A recent open season for short-term natural gas capacity on the Alliance Pipeline was “nearly three times oversubscribed,” and the system is now fully contracted for 2022, according to Pembina Pipeline Corp.

CEO Michael Dilger discussed third quarter results during a recent earnings conference call and offered some insight into 2022 expectations. 

Alliance over the long term “offers reliable and highly competitive access to the midwestern U.S. gas markets, as well as a conduit to the Gulf Coast” and the liquefied natural gas (LNG) export market. 

“The current outlook also supports contracting of capacity beyond 2022 and we look forward to providing further updates by the end of the year,” Dilger said.

The 2,391-mile Alliance system moves gas from the Western Canadian Sedimentary Basin (WCSB) and the Willis​ton Basin to the Chicago market hub. The United States portion of the system consists of 967 miles of infrastructure including the 80-mile Tioga Lateral in North Dakota. The system, in commercial service since December 2000, delivers an average of 1.6 Bcf/d. 

Why Is Alliance Gas Headed To Gulf Coast?

A “bunch of this gas is making its way to the Gulf Coast,” Dilger said of the Alliance system, as there is “a better part of 10 Bcf/d of new export capacity” under development.

Supply from the Cedar LNG project in British Columbia, of which Pembina is a partner, would be headed to Asia, Dilger noted. That puts any Alliance supply that makes its way to Gulf Coast export markets in the LNG sweet spot. 

“We think there’s going to be a continued desire for shippers on Alliance to get to the Gulf Coast,” Dilger said. “There’s also a very robust activity for longer-term contracts interest underway, and I’m quite certain some of that has to do with Gulf Coast exports.”

Several “fundamental developments” within Pembina’s business and across the energy sector “make us increasingly optimistic about the prospects for Pembina and, by extension, each of our stakeholders,” the CEO said.
For example, “underinvestment and capital discipline” by exploration and production (E&P) customers is driving natural gas and natural gas liquids (NGL) prices to seven-year highs, while inventories are below average levels heading into the winter season.

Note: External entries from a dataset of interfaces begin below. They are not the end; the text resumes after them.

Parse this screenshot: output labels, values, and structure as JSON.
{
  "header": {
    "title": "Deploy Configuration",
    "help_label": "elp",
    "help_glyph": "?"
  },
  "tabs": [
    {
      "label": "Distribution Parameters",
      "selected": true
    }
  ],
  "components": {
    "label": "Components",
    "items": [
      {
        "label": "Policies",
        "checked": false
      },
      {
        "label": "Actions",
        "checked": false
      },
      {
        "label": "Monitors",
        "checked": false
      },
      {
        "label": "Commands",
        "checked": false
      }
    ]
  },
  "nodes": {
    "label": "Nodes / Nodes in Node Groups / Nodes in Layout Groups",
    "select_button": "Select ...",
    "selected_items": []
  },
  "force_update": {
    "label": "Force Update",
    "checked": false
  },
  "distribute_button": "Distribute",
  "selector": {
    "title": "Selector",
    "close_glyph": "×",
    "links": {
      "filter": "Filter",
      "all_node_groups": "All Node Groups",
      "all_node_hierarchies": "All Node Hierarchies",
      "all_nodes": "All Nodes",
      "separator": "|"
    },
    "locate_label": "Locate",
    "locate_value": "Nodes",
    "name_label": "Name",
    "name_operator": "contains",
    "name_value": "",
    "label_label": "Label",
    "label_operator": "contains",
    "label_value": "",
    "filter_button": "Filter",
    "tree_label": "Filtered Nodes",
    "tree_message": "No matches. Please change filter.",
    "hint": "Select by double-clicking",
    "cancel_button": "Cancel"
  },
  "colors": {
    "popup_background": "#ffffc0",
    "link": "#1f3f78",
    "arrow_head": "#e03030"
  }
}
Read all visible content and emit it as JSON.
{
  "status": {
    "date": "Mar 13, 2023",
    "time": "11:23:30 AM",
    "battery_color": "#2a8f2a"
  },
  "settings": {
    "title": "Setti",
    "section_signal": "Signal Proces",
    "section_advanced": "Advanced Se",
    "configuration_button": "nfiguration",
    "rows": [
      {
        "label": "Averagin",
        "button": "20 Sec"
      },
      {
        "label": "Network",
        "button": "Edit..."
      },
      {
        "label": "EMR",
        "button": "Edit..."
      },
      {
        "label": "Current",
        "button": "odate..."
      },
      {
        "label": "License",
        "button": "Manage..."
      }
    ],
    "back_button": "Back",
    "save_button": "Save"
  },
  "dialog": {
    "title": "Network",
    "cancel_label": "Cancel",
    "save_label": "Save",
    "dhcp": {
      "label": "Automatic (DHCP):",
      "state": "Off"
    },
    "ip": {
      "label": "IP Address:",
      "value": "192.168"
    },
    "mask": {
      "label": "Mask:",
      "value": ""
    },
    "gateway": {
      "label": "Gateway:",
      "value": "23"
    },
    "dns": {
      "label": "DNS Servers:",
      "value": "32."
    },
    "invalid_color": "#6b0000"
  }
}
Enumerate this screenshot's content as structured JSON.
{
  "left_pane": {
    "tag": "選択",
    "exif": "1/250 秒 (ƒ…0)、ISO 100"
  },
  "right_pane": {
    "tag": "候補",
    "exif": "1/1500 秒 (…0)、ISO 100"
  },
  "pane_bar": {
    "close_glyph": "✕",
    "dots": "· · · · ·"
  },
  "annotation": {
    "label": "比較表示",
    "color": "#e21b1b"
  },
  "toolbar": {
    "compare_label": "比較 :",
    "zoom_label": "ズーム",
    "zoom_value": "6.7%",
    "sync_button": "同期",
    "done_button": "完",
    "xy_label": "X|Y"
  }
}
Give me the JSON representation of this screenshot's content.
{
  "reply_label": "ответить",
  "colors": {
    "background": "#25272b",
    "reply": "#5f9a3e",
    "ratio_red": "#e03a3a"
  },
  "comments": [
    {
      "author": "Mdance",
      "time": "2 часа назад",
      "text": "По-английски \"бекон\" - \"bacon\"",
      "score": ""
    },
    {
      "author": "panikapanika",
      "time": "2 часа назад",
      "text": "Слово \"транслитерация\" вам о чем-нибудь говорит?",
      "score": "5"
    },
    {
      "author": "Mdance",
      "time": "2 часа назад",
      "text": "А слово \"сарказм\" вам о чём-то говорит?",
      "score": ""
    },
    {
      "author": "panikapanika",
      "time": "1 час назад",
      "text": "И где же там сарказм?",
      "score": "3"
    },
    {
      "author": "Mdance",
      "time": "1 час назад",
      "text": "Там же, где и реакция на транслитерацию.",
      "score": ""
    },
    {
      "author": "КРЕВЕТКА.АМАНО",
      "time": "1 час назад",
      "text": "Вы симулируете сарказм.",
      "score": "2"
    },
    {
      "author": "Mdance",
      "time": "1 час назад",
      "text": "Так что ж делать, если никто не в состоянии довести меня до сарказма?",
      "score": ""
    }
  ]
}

“Since the onset of the pandemic, producers have maintained discipline with a focus on productivity improvements, debt reduction, cash generation and returning capital to shareholders,” Dilger said. “We remain of the view that the robust commodity pricing environment, driven by the post-pandemic economic outlook, rising energy demand with a tight supply curve sets the stage for supply growth into 2022 and beyond.” 

E&Ps are expected to continue to be disciplined on spending, but “we also recognize that increasing energy prices may eventually necessitate a supply response to meet the world’s near-term energy needs,” Dilger said. “This would clearly have positive implications for Pembina.”

The recent announcement by Dow Inc. to build an ethane cracker in Fort Saskatchewan is encouraging too, he said. The project would increase ethane demand in Alberta, “as we estimate over 100,000 b/d of new ethane feedstock supply could be required. This should have positive implications for third-party service providers, as new infrastructure will be required for ethane extraction and transportation.”

Line 3 Completion A ‘Major Milestone’

Enbridge Inc.’s Line 3 replacement project completion also was “a major milestone for the industry,” which”meaningfully advances Western Canadian oil egress,” Dilger said. “In conjunction with the Trans Mountain Pipeline expansion currently under construction, we expect the WCSB will soon have up to 750,000 b/d of excess takeaway capacity, providing ample opportunity for supply to grow meaningfully to fill the gap, with the potential for related benefits to accrue to Pembina over the long term.”

During 3Q2021, Pembina benefited from assets placed into service over the past year, including the Prince Rupert Terminal, Empress NGL infrastructure, and the Duvernay and Hythe gas plants, CFO Scott Burrows told investors. 

Planning work continues on a proposed expansion for an NGL export terminal on the northern Pacific coast of British Columbia at Prince Rupert. A final investment decision is expected in early 2022.

Pembina’s total volumes in 3Q2021 fell 1% year/year to 3.41 million boe/d from 3.45 million boe/d. Marketed NGL volumes of 177,000 boe/d were up 5% year/year as “sales have returned to pre-pandemic levels,” management said.

Filling the projected new open liquids pipeline capacity would increase Canadian production by 16% to about 5.5 million b/d, with the total dominated by more than 3 million b/d from the northern Alberta oilsands.

Pembina reported 3Q2021 earnings jumped 82% year/year to C$588 million ($470 million), or C$1.01/share (81 cents), from C$323 million ($258 million), or C52 cents (42 cents). 

The increase in profits included C$350 million ($280 million) for a contract penalty that Inter Pipeline Ltd. paid for scrapping Pembina’s takeover agreement to accept a rival bid from Toronto-based Brookfield Infrastructure Partners LP.

Carolyn Davis contributed to this story.